It is indeed a scene of idyllic beauty. Yet, back in 2001, that jewel of a valley was ravaged by the throat-choking, eye-watering, stench of burning flesh. For week after week, thick, black, smoke drifted between the hillsides blotting out the landscape, tainting the clear air with its foulness. The grim shadow of death had come to the Banwy Valley, and hundreds of corpses were burning in funeral pyres that pock-marked the surrounding fields.
Foot and Mouth Disease, the outbreak of 2001, ravished not only the Banwy Valley, but most of England and Wales. Eventually, around seven million sheep and cattle were slaughtered as a preventative measure to stop the virus from spreading. Many carcases were burned in the open, before burial in huge pits dug on the very fields the animals had grazed only a short time before. It was a heart-rending period, most especially for the farmers who watched their animals and their livelihoods going up in flames.
No one can be certain, but there is evidence to suggest the outbreak of 2001 may have been started deliberately. A phial of the virus was stolen from the government’s research station at Porton Down in the English county of Wiltshire just two months before the outbreak was confirmed.
On Friday, August 3rd 2007, it was announced that Foot and Mouth Disease had again been discovered in British cattle. This time the strain has been identified as one kept by the government’s Institute for Animal Health, a research establishment at Pirbright in the English county of Surrey. The Institute’s buildings also house Merial UK, an international animal pharmaceutical company presently researching vaccines against Foot and Mouth, and also holding quantities of the strain identified as causing this latest outbreak.

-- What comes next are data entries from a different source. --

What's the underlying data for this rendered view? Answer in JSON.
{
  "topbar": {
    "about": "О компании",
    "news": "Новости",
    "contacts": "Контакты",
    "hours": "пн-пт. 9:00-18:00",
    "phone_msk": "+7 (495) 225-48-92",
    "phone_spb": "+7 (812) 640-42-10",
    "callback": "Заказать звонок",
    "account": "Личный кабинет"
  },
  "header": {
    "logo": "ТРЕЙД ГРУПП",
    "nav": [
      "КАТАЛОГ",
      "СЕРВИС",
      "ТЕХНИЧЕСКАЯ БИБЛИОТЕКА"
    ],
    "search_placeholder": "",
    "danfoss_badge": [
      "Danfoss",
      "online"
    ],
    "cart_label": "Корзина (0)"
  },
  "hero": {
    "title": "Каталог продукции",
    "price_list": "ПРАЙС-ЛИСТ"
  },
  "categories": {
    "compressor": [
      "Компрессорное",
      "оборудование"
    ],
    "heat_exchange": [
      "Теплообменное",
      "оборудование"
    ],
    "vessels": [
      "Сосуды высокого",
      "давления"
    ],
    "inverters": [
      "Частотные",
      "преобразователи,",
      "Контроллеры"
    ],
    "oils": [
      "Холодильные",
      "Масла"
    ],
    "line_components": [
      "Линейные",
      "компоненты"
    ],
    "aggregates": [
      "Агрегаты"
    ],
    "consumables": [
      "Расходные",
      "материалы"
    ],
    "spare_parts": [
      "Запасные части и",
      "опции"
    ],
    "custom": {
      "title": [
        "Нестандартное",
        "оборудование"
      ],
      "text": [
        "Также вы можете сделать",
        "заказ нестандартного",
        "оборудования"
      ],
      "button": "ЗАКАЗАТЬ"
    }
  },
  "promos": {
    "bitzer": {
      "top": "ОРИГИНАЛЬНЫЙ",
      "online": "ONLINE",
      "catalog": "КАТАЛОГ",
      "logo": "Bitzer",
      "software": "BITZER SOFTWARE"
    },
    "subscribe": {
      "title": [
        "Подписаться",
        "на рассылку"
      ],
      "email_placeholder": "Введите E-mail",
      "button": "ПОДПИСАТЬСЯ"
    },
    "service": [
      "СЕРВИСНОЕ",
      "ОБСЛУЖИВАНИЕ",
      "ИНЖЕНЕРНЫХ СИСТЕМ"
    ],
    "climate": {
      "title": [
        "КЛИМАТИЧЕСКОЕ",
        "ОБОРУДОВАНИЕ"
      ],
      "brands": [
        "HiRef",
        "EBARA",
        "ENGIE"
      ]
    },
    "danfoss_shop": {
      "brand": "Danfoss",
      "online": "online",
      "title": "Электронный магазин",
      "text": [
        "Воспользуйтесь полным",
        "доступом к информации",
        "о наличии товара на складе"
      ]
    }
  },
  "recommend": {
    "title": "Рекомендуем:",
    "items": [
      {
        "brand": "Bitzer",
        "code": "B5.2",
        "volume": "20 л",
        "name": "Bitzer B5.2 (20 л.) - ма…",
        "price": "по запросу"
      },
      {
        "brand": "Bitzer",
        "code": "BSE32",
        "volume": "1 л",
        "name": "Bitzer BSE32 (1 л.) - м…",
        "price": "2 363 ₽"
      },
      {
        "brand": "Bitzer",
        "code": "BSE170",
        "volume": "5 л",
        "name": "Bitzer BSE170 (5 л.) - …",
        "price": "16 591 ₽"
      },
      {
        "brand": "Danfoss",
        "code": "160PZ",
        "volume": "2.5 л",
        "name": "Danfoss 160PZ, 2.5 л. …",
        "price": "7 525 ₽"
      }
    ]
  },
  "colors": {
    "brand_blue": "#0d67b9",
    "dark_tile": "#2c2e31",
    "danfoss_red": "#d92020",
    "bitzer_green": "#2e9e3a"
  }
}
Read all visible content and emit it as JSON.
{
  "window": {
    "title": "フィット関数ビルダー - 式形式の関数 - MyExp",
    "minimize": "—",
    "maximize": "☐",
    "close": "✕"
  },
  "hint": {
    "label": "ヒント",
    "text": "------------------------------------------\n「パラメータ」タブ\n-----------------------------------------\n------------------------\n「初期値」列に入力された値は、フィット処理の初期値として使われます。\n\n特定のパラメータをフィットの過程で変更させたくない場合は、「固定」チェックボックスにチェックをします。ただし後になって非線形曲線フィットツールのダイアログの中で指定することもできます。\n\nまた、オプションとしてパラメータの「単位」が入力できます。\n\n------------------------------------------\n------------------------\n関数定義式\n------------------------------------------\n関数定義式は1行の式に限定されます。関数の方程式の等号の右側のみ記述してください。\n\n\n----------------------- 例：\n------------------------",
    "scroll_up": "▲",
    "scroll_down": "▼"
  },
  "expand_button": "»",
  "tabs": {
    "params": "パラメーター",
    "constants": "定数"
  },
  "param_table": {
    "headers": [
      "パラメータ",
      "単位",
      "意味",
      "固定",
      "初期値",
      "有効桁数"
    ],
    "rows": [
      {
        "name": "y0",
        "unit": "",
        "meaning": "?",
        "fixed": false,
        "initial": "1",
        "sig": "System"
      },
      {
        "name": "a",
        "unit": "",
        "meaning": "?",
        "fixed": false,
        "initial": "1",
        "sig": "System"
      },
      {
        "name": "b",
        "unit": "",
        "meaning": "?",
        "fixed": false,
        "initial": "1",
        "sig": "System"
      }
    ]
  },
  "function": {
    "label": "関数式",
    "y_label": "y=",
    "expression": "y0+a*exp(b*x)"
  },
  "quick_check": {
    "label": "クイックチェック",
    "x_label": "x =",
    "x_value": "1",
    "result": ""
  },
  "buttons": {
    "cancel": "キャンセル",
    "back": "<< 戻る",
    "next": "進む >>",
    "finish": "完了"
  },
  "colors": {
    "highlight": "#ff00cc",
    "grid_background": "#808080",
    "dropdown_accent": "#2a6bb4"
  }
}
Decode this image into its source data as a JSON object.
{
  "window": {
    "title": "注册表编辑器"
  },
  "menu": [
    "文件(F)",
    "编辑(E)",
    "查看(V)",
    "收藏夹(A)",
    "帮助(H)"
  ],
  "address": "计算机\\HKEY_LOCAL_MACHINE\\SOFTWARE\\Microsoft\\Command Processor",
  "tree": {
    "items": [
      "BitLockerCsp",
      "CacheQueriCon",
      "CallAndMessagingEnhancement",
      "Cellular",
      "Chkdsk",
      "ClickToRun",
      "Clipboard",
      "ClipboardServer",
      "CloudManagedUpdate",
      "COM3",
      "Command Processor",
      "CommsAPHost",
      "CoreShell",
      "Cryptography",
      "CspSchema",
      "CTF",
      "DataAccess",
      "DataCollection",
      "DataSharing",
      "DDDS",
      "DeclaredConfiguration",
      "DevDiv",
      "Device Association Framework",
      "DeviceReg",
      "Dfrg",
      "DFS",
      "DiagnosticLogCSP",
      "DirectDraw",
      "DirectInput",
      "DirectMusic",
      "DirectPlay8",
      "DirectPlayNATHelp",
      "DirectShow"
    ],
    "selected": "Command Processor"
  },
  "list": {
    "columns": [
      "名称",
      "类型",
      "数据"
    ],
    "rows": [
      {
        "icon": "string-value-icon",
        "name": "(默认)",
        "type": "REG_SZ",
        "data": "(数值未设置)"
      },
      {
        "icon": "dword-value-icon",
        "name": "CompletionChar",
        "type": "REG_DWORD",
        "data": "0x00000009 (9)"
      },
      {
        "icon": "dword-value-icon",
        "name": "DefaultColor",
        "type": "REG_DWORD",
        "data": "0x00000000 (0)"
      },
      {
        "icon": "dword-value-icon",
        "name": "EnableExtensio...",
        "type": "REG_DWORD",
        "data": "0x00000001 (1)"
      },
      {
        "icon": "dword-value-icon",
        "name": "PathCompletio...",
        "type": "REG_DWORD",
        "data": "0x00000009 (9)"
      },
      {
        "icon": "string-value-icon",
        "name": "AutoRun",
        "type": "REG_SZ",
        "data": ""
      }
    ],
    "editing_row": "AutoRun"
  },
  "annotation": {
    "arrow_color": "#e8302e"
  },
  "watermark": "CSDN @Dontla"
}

Given that the site is only two and a half miles from where the outbreak occurred, and the strain of virus is identical with that isolated from the infected cattle, it would seem fairly obvious where it came from.
The British government has always maintained vaccination of cattle and sheep against the disease is neither effective nor economical. This surely raises the question as to why then it is considered necessary to allow research into a Foot and Mouth vaccine on British soil. Particularly when it seems likely both the outbreaks of 2001 and 2007 directly resulted from these activities. Or, is the combination of Merial UK and a government research station in one facility, yet another blatant example of public/private enterprise in the UK going horribly wrong? Has profit once again sacrificed security?
Whether this latest outbreak is eventually discovered to be another deliberate infestation, or just a criminal act of carelessness, farmers in the Banwy Valley, and throughout Britain, will be holding their breaths and praying that this time the shadow of death passes them by.
Filed under: Who dun it?